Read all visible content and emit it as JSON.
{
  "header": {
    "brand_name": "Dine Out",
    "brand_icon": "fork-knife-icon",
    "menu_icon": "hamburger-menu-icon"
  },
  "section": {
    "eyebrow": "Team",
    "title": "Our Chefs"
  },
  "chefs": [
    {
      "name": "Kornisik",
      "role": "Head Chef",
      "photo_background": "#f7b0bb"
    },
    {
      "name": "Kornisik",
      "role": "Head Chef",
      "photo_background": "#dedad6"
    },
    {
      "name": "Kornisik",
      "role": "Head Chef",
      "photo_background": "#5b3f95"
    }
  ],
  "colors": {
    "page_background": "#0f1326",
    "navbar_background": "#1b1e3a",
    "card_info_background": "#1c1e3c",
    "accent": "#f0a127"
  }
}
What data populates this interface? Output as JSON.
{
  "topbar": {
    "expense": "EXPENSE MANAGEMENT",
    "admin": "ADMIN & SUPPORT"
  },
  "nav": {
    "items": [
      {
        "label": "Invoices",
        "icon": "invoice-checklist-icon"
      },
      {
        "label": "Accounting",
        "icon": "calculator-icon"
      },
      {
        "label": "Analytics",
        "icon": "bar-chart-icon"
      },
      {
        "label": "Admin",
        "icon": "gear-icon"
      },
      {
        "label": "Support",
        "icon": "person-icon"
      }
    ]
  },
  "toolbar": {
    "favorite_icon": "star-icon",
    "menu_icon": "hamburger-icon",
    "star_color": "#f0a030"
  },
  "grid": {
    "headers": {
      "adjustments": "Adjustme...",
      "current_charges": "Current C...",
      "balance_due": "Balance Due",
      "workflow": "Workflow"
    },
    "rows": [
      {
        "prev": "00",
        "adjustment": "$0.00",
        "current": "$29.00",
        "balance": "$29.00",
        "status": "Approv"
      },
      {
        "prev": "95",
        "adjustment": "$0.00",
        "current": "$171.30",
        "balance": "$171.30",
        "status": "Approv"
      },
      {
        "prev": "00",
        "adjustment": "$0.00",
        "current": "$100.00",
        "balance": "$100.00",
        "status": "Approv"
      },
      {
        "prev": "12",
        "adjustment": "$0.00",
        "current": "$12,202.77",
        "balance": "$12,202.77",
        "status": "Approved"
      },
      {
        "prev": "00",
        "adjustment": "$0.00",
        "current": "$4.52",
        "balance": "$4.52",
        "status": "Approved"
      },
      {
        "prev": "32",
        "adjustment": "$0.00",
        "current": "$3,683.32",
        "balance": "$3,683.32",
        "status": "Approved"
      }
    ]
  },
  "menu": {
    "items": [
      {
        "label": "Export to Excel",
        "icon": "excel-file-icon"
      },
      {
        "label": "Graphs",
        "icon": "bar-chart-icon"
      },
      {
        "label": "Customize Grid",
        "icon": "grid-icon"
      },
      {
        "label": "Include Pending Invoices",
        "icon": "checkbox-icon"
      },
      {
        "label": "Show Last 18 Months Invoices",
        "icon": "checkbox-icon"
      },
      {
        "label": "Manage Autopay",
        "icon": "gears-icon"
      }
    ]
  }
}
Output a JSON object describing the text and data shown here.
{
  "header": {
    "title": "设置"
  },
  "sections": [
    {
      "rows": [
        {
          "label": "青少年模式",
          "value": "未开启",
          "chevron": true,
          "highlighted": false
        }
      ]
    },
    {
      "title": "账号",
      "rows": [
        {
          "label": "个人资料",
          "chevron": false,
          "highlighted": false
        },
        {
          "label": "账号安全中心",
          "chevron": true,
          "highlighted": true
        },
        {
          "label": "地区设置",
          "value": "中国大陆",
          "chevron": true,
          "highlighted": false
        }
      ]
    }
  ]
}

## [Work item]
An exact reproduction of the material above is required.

## [Response below]
Read all visible content and emit it as JSON.
{
  "header": {
    "brand_name": "Dine Out",
    "brand_icon": "fork-knife-icon",
    "menu_icon": "hamburger-menu-icon"
  },
  "section": {
    "eyebrow": "Team",
    "title": "Our Chefs"
  },
  "chefs": [
    {
      "name": "Kornisik",
      "role": "Head Chef",
      "photo_background": "#f7b0bb"
    },
    {
      "name": "Kornisik",
      "role": "Head Chef",
      "photo_background": "#dedad6"
    },
    {
      "name": "Kornisik",
      "role": "Head Chef",
      "photo_background": "#5b3f95"
    }
  ],
  "colors": {
    "page_background": "#0f1326",
    "navbar_background": "#1b1e3a",
    "card_info_background": "#1c1e3c",
    "accent": "#f0a127"
  }
}
What data populates this interface? Output as JSON.
{
  "topbar": {
    "expense": "EXPENSE MANAGEMENT",
    "admin": "ADMIN & SUPPORT"
  },
  "nav": {
    "items": [
      {
        "label": "Invoices",
        "icon": "invoice-checklist-icon"
      },
      {
        "label": "Accounting",
        "icon": "calculator-icon"
      },
      {
        "label": "Analytics",
        "icon": "bar-chart-icon"
      },
      {
        "label": "Admin",
        "icon": "gear-icon"
      },
      {
        "label": "Support",
        "icon": "person-icon"
      }
    ]
  },
  "toolbar": {
    "favorite_icon": "star-icon",
    "menu_icon": "hamburger-icon",
    "star_color": "#f0a030"
  },
  "grid": {
    "headers": {
      "adjustments": "Adjustme...",
      "current_charges": "Current C...",
      "balance_due": "Balance Due",
      "workflow": "Workflow"
    },
    "rows": [
      {
        "prev": "00",
        "adjustment": "$0.00",
        "current": "$29.00",
        "balance": "$29.00",
        "status": "Approv"
      },
      {
        "prev": "95",
        "adjustment": "$0.00",
        "current": "$171.30",
        "balance": "$171.30",
        "status": "Approv"
      },
      {
        "prev": "00",
        "adjustment": "$0.00",
        "current": "$100.00",
        "balance": "$100.00",
        "status": "Approv"
      },
      {
        "prev": "12",
        "adjustment": "$0.00",
        "current": "$12,202.77",
        "balance": "$12,202.77",
        "status": "Approved"
      },
      {
        "prev": "00",
        "adjustment": "$0.00",
        "current": "$4.52",
        "balance": "$4.52",
        "status": "Approved"
      },
      {
        "prev": "32",
        "adjustment": "$0.00",
        "current": "$3,683.32",
        "balance": "$3,683.32",
        "status": "Approved"
      }
    ]
  },
  "menu": {
    "items": [
      {
        "label": "Export to Excel",
        "icon": "excel-file-icon"
      },
      {
        "label": "Graphs",
        "icon": "bar-chart-icon"
      },
      {
        "label": "Customize Grid",
        "icon": "grid-icon"
      },
      {
        "label": "Include Pending Invoices",
        "icon": "checkbox-icon"
      },
      {
        "label": "Show Last 18 Months Invoices",
        "icon": "checkbox-icon"
      },
      {
        "label": "Manage Autopay",
        "icon": "gears-icon"
      }
    ]
  }
}
Output a JSON object describing the text and data shown here.
{
  "header": {
    "title": "设置"
  },
  "sections": [
    {
      "rows": [
        {
          "label": "青少年模式",
          "value": "未开启",
          "chevron": true,
          "highlighted": false
        }
      ]
    },
    {
      "title": "账号",
      "rows": [
        {
          "label": "个人资料",
          "chevron": false,
          "highlighted": false
        },
        {
          "label": "账号安全中心",
          "chevron": true,
          "highlighted": true
        },
        {
          "label": "地区设置",
          "value": "中国大陆",
          "chevron": true,
          "highlighted": false
        }
      ]
    }
  ]
}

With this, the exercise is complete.